As the world goes into lockdown over the coronavirus pandemic, staying in touch with loved ones both near and far has never been more important. The explosion in popularity for video chatting makes it entirely appropriate that Facebook should relaunch Messenger on the desktop platform with support for video group calling.
The undoubted headline new feature in both Messenger desktop builds is the new support for group video calls. Users can now make good use of their desktop or laptop’s larger screen to move easily call multiple contacts at once for a proper catchup.
The feature is particularly timely given the growth in popularity of video and audio chatting and is as simple as collecting a group of contacts together in a single chat and then clicking the video camera icon to kick things off. Facebook is keen to highlight that – unlike rival video-conferencing platforms – group video calls are both free and unlimited.
Messenger has been available as a standalone app for years, but the desktop version has always lagged behind its mobile counterpart. Now Facebook has invested some real love into the platform, allowing people to liberate themselves from their web browsers to continue chatting from the comfort of their desktop or laptop.
Aside from the larger screen, the app should be broadly familiar to anyone who’s used the mobile version. However, despite looking superficially similar, there are differences in where certain controls and commands are. Given that Facebook is keen to highlight how users can move seamlessly between desktop and mobile, this lack of consistency may prove a little frustrating.
Finding where certain commands have been mapped to isn’t too difficult, but it is annoying – for example, the contact-specific commands found by tapping the person’s avatar in the top-left corner of the chat window on your mobile have been moved to the vertical ellipsis button in the top right-corner.
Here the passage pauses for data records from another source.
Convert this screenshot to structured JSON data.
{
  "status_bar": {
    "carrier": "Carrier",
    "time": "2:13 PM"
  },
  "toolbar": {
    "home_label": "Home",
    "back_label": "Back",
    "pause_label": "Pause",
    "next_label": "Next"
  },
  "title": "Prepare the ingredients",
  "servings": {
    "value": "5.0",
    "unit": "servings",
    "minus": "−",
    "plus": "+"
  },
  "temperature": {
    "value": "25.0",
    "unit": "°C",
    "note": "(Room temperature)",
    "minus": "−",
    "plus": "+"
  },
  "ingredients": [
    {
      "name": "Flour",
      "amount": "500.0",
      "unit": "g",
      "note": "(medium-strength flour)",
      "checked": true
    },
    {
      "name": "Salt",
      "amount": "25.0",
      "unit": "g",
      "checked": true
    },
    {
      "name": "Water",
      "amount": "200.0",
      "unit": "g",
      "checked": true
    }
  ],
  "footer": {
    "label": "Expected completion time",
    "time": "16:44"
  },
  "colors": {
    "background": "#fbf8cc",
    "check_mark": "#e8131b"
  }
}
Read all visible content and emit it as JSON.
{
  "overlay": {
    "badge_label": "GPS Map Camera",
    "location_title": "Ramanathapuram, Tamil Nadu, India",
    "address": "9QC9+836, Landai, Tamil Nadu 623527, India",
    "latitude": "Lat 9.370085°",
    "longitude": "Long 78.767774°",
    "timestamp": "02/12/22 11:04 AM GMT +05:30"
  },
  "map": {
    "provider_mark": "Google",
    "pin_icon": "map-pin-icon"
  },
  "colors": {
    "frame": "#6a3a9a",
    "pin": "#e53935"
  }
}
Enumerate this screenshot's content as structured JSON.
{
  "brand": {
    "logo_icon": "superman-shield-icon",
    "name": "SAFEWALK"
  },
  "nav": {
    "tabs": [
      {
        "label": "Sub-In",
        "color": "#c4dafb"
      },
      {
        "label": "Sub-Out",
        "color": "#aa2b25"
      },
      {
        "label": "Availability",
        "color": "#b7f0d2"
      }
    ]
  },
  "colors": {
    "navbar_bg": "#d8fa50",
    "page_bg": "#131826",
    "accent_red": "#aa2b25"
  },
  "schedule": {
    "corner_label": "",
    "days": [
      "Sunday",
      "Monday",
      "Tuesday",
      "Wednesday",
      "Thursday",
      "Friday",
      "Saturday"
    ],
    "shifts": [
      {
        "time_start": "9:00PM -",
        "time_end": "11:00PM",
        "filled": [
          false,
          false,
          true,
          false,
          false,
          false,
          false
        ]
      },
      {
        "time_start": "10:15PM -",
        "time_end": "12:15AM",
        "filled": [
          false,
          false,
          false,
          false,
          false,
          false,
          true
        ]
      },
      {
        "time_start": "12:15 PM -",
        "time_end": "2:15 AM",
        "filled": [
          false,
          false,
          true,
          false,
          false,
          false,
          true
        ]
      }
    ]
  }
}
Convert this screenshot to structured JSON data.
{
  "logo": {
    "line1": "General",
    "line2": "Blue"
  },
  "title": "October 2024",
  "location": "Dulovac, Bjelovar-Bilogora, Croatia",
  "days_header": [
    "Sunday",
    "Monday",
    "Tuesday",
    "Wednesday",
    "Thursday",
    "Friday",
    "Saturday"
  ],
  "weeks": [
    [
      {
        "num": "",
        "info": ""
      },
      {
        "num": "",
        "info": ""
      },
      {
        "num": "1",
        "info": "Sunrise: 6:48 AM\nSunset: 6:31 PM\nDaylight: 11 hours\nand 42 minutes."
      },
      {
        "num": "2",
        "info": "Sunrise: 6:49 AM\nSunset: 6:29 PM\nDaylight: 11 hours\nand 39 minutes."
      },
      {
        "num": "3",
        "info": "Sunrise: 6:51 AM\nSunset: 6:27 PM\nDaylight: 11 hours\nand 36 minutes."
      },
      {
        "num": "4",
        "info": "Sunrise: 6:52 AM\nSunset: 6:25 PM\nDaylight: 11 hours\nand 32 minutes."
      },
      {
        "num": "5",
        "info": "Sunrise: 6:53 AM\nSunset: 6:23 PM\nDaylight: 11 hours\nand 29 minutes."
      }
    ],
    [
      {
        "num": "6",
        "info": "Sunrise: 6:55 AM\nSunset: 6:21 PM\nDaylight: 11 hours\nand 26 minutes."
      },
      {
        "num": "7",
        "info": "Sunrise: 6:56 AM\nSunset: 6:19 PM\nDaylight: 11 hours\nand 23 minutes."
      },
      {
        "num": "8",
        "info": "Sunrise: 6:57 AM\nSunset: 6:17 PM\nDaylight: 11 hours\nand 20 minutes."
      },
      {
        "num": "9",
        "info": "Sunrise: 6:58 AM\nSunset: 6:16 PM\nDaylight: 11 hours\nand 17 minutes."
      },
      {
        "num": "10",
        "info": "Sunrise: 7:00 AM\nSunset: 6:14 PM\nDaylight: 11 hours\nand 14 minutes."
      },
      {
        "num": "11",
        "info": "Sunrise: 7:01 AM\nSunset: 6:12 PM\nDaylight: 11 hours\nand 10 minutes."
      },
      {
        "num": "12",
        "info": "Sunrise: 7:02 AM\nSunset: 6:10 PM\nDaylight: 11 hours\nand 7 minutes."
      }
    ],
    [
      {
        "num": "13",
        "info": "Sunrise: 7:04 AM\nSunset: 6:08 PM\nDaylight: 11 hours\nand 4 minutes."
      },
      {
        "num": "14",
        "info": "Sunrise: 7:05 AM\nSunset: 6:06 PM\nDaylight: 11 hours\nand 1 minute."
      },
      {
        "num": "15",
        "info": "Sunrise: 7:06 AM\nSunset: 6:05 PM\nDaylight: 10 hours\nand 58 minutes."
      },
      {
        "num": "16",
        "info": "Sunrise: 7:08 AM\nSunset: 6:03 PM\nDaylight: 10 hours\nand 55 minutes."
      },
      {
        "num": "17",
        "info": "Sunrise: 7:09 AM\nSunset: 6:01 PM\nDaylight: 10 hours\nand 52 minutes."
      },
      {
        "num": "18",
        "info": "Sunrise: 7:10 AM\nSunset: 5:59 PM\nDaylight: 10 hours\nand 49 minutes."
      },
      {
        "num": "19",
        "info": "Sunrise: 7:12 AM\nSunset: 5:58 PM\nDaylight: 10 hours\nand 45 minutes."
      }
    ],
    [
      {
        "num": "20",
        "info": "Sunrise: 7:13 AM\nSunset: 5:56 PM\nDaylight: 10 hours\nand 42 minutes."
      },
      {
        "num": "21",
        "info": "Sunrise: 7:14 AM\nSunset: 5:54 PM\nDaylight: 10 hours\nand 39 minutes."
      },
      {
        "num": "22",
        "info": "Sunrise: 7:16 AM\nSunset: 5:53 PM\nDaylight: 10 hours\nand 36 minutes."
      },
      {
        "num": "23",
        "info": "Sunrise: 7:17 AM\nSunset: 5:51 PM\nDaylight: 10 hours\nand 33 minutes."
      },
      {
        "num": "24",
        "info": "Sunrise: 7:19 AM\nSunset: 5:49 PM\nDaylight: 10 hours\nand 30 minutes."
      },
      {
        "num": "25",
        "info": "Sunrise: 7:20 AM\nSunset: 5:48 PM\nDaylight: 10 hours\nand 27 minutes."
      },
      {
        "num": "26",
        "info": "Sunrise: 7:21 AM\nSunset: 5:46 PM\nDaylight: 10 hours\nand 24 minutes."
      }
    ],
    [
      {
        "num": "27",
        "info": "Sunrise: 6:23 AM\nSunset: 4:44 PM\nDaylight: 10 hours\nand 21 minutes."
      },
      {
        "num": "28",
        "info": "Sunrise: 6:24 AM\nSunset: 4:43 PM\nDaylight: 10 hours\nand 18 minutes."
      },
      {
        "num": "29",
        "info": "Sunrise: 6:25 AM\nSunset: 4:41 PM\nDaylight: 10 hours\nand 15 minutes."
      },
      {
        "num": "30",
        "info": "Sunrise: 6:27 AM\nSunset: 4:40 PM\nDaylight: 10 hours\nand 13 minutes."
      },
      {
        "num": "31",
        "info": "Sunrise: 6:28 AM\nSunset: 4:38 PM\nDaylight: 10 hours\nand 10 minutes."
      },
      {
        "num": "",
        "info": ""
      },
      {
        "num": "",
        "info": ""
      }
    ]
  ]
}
There’s also little control over settings – open Preferences by clicking your account picture and you’ll see three main options: Active Status (toggle on or off), Notification settings and a limited Appearance pane with options for changing the theme and emoji skin tone.
Despite these niggles, however, the new Messenger desktop apps contain pretty much identical functionality to their mobile cousins, which means people should be able to access whatever features they need regardless of which platform they’re on.